Here: a bunch of hand-written notes, pressed between cardboard from a Persil laundry detergent box and held together with strings made of twisted paper scraps, the poor wartime materials. What texts may have been twisted into these strings? Jewish prayer books that had escaped the autodafé, but were a dangerous possession? Nazi newspapers like Der Stürmer? I’ll pick just one sentence at random. Here is one not too radiating with ink auras and comet tails; the letters are still contrasting with the paper. These lines of Gothic letters resemble the skyline of my hometown, all pointed gables piercing the sky. By just copying them while giving the roundness of Romanic arcs to the Gothic spears, I may be able to read them under the mix of sunlight and the amber glow of the lamp.
“Light…and sound…and even the name of God…are merely symbolic representations”…cannot read the next two words…”Reality unformed and amorphous…Commenta…Zohar…Splendor…Moses de Leon…underlined: Akiva.

From: Chapter 19: The Elegant Worm.
With Kafka, the magpie, raiding Henry’s computer

“Welcome!”
Adolf was touched by so much hospitality on the part of the world-wide web, that alien universe. Would Mars or Neptune receive him as warmly as that?
“Wálcam!” answered Kafka in Adolf’s stead. It would turn out that synthetic voices were the bird’s favorite models for phonetic mimicry.
As always, in order to concentrate, Adolf had to click out all the gaudy, jittery invitations “to have fun” through evasion travel, evasion entertainment, adult this, adult that”…

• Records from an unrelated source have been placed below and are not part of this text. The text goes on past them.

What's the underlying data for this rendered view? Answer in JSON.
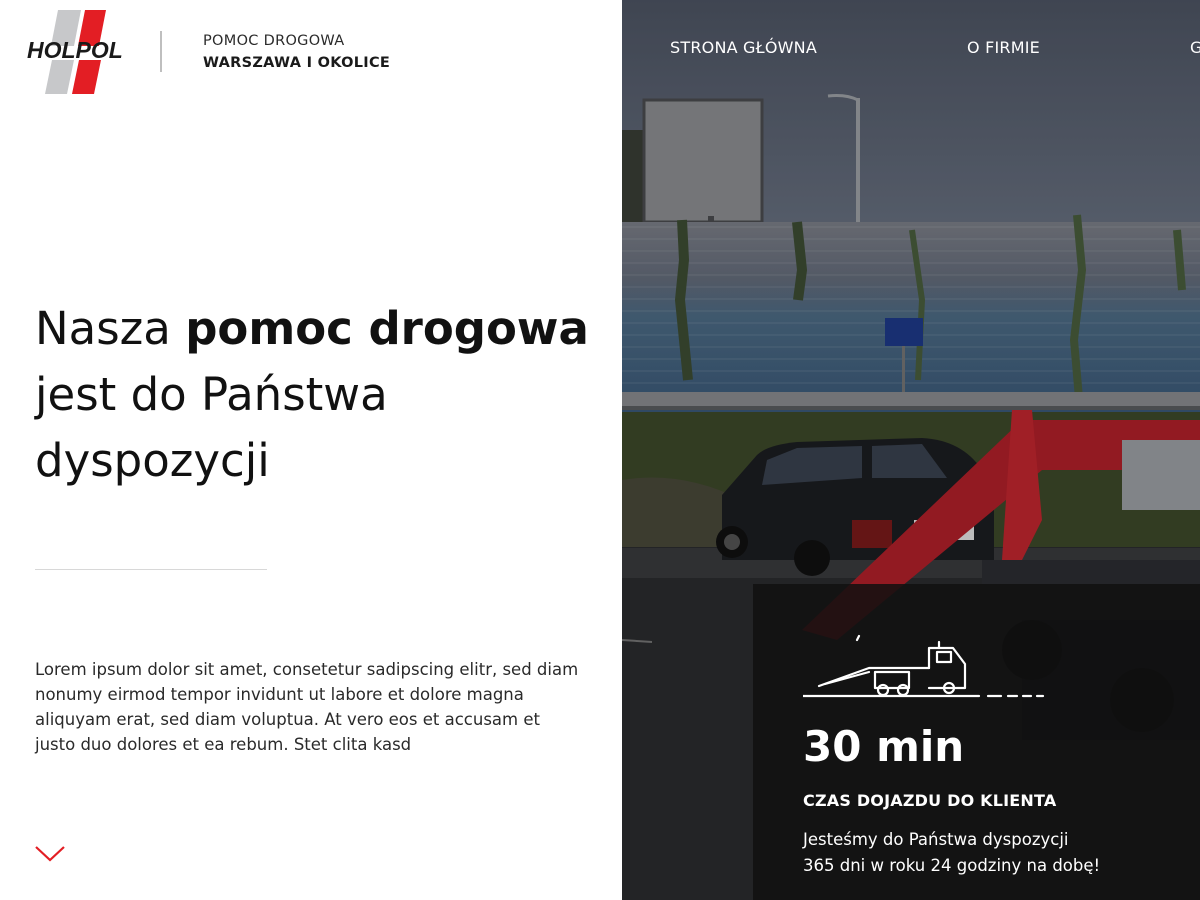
{
  "brand": {
    "logo_text": "HOLPOL",
    "tagline_line1": "POMOC DROGOWA",
    "tagline_line2": "WARSZAWA I OKOLICE"
  },
  "nav": {
    "items": [
      {
        "label": "STRONA GŁÓWNA"
      },
      {
        "label": "O FIRMIE"
      },
      {
        "label": "G"
      }
    ]
  },
  "hero": {
    "title_part1": "Nasza ",
    "title_bold": "pomoc drogowa",
    "title_part2": " jest do Państwa dyspozycji",
    "text": "Lorem ipsum dolor sit amet, consetetur sadipscing elitr, sed diam nonumy eirmod tempor invidunt ut labore et dolore magna aliquyam erat, sed diam voluptua. At vero eos et accusam et justo duo dolores et ea rebum. Stet clita kasd"
  },
  "info": {
    "time": "30 min",
    "label": "CZAS DOJAZDU DO KLIENTA",
    "text_line1": "Jesteśmy do Państwa dyspozycji",
    "text_line2": "365 dni w roku 24 godziny na dobę!"
  },
  "icons": {
    "logo": "holpol-logo",
    "scroll": "chevron-down-icon",
    "truck": "tow-truck-icon"
  },
  "colors": {
    "accent": "#e31e24",
    "text_dark": "#111111",
    "overlay": "#101010",
    "white": "#ffffff"
  }
}
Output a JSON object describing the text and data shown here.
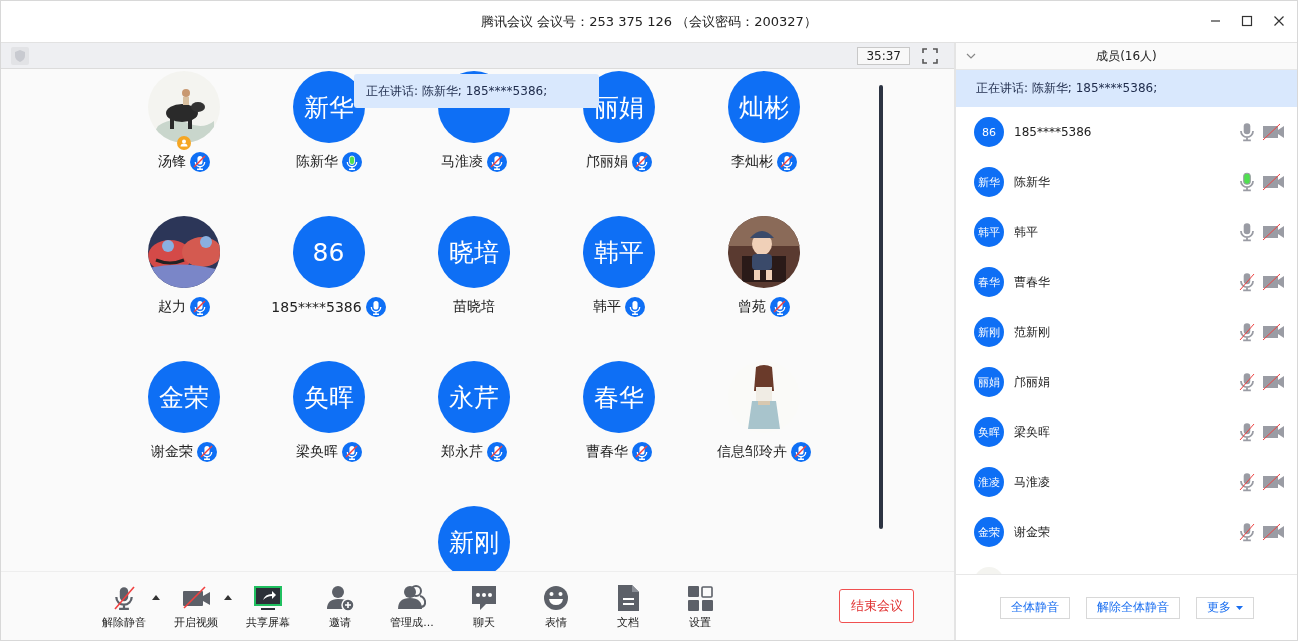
{
  "window": {
    "title": "腾讯会议 会议号：253 375 126 （会议密码：200327）"
  },
  "video_toolbar": {
    "timer": "35:37"
  },
  "speaking_tooltip": "正在讲话: 陈新华; 185****5386;",
  "participants": [
    {
      "name": "汤锋",
      "avatar": {
        "kind": "picture"
      },
      "mic": {
        "muted": true,
        "speaking": false
      },
      "host": true
    },
    {
      "name": "陈新华",
      "avatar": {
        "kind": "initials",
        "text": "新华"
      },
      "mic": {
        "muted": false,
        "speaking": true
      },
      "host": false
    },
    {
      "name": "马淮凌",
      "avatar": {
        "kind": "initials"
      },
      "mic": {
        "muted": true,
        "speaking": false
      },
      "host": false
    },
    {
      "name": "邝丽娟",
      "avatar": {
        "kind": "initials",
        "text": "丽娟"
      },
      "mic": {
        "muted": true,
        "speaking": false
      },
      "host": false
    },
    {
      "name": "李灿彬",
      "avatar": {
        "kind": "initials",
        "text": "灿彬"
      },
      "mic": {
        "muted": true,
        "speaking": false
      },
      "host": false
    },
    {
      "name": "赵力",
      "avatar": {
        "kind": "picture"
      },
      "mic": {
        "muted": true,
        "speaking": false
      },
      "host": false
    },
    {
      "name": "185****5386",
      "avatar": {
        "kind": "initials",
        "text": "86"
      },
      "mic": {
        "muted": false,
        "speaking": false
      },
      "host": false
    },
    {
      "name": "苗晓培",
      "avatar": {
        "kind": "initials",
        "text": "晓培"
      },
      "host": false
    },
    {
      "name": "韩平",
      "avatar": {
        "kind": "initials",
        "text": "韩平"
      },
      "mic": {
        "muted": false,
        "speaking": false
      },
      "host": false
    },
    {
      "name": "曾苑",
      "avatar": {
        "kind": "picture"
      },
      "mic": {
        "muted": true,
        "speaking": false
      },
      "host": false
    },
    {
      "name": "谢金荣",
      "avatar": {
        "kind": "initials",
        "text": "金荣"
      },
      "mic": {
        "muted": true,
        "speaking": false
      },
      "host": false
    },
    {
      "name": "梁奂晖",
      "avatar": {
        "kind": "initials",
        "text": "奂晖"
      },
      "mic": {
        "muted": true,
        "speaking": false
      },
      "host": false
    },
    {
      "name": "郑永芹",
      "avatar": {
        "kind": "initials",
        "text": "永芹"
      },
      "mic": {
        "muted": true,
        "speaking": false
      },
      "host": false
    },
    {
      "name": "曹春华",
      "avatar": {
        "kind": "initials",
        "text": "春华"
      },
      "mic": {
        "muted": true,
        "speaking": false
      },
      "host": false
    },
    {
      "name": "信息邹玲卉",
      "avatar": {
        "kind": "picture"
      },
      "mic": {
        "muted": true,
        "speaking": false
      },
      "host": false
    },
    {
      "avatar": {
        "kind": "initials",
        "text": "新刚"
      },
      "host": false
    }
  ],
  "bottom_toolbar": [
    {
      "label": "解除静音",
      "kind": "mic",
      "caret": true
    },
    {
      "label": "开启视频",
      "kind": "video",
      "caret": true
    },
    {
      "label": "共享屏幕",
      "kind": "share",
      "caret": false
    },
    {
      "label": "邀请",
      "kind": "invite",
      "caret": false
    },
    {
      "label": "管理成...",
      "kind": "members",
      "caret": false
    },
    {
      "label": "聊天",
      "kind": "chat",
      "caret": false
    },
    {
      "label": "表情",
      "kind": "emoji",
      "caret": false
    },
    {
      "label": "文档",
      "kind": "doc",
      "caret": false
    },
    {
      "label": "设置",
      "kind": "settings",
      "caret": false
    }
  ],
  "end_button": "结束会议",
  "members_panel": {
    "title": "成员(16人)",
    "speaking": "正在讲话: 陈新华; 185****5386;",
    "members": [
      {
        "name": "185****5386",
        "avatar": {
          "kind": "initials",
          "text": "86"
        },
        "mic_muted": false,
        "speaking": false,
        "camera_off": true
      },
      {
        "name": "陈新华",
        "avatar": {
          "kind": "initials",
          "text": "新华"
        },
        "mic_muted": false,
        "speaking": true,
        "camera_off": true
      },
      {
        "name": "韩平",
        "avatar": {
          "kind": "initials",
          "text": "韩平"
        },
        "mic_muted": false,
        "speaking": false,
        "camera_off": true
      },
      {
        "name": "曹春华",
        "avatar": {
          "kind": "initials",
          "text": "春华"
        },
        "mic_muted": true,
        "speaking": false,
        "camera_off": true
      },
      {
        "name": "范新刚",
        "avatar": {
          "kind": "initials",
          "text": "新刚"
        },
        "mic_muted": true,
        "speaking": false,
        "camera_off": true
      },
      {
        "name": "邝丽娟",
        "avatar": {
          "kind": "initials",
          "text": "丽娟"
        },
        "mic_muted": true,
        "speaking": false,
        "camera_off": true
      },
      {
        "name": "梁奂晖",
        "avatar": {
          "kind": "initials",
          "text": "奂晖"
        },
        "mic_muted": true,
        "speaking": false,
        "camera_off": true
      },
      {
        "name": "马淮凌",
        "avatar": {
          "kind": "initials",
          "text": "淮凌"
        },
        "mic_muted": true,
        "speaking": false,
        "camera_off": true
      },
      {
        "name": "谢金荣",
        "avatar": {
          "kind": "initials",
          "text": "金荣"
        },
        "mic_muted": true,
        "speaking": false,
        "camera_off": true
      },
      {
        "avatar": {
          "kind": "picture"
        }
      }
    ],
    "buttons": [
      {
        "label": "全体静音",
        "caret": false
      },
      {
        "label": "解除全体静音",
        "caret": false
      },
      {
        "label": "更多",
        "caret": true
      }
    ]
  }
}
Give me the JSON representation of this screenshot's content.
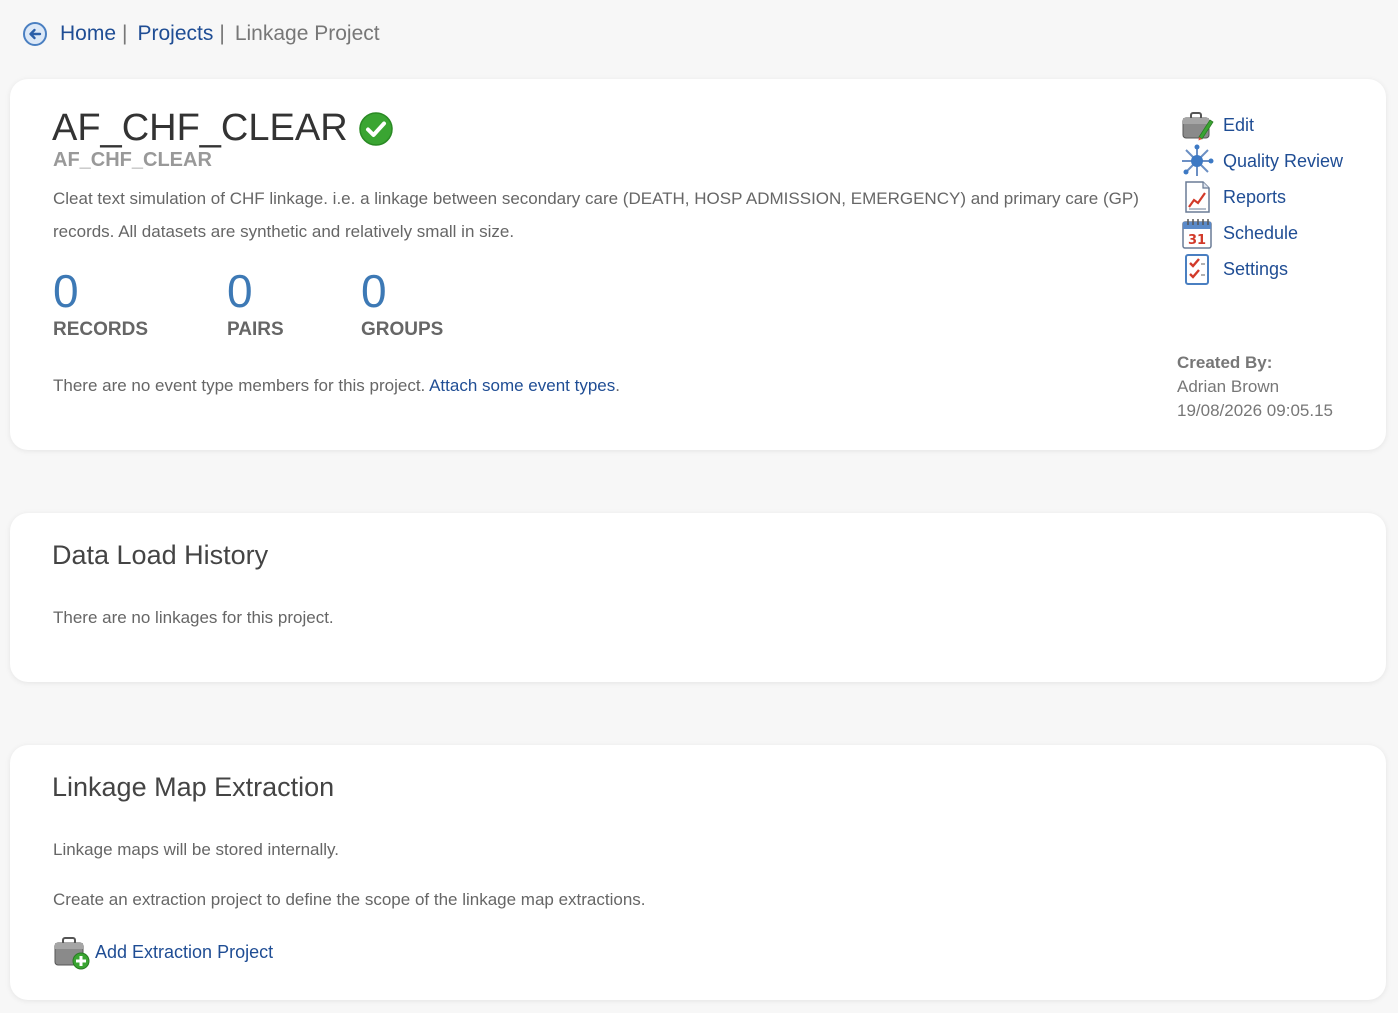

“Franz, is “having a good time” your idea of having a good time? They have to be “entertained” – in French they say ‘entretenue’ of a kept girl – so poor they are in inner resources, no backbone, just like finger puppets which collapse without a finger stuck in their…” Adolf hissed his rightful indignation for the bird’s acquiescence. “Would their lives be richer among the pagodas of Thailand, the surf of Hawaii, the coral reefs of the Caribbean, the mountains of Switzerland and Liechtenstein, the castles of Scotland, the geysers of Iceland, those frequently appearing temptations?”
“Wálcam!”said Kafka in the tone of “you got it.”
“What do you mean? Oh, wait a minute. Yes, maybe they would be richer., indeed. Isn’t Henry, who is anything but a beach boy, right now on Cayman Island in the company of this banker resembling a prehistoric marine monster? There must be a connection between these evasion “fun” places and the Genome Project: evasion, exactly, tax evasion. And also evasion from these legal restrictions at home that seem to be such an issue in the Manhattan Project of therapeutic and, above all, reproductive cloning. Oh, mercy on me, now I have to decode their coded decoding of the genome sequence!”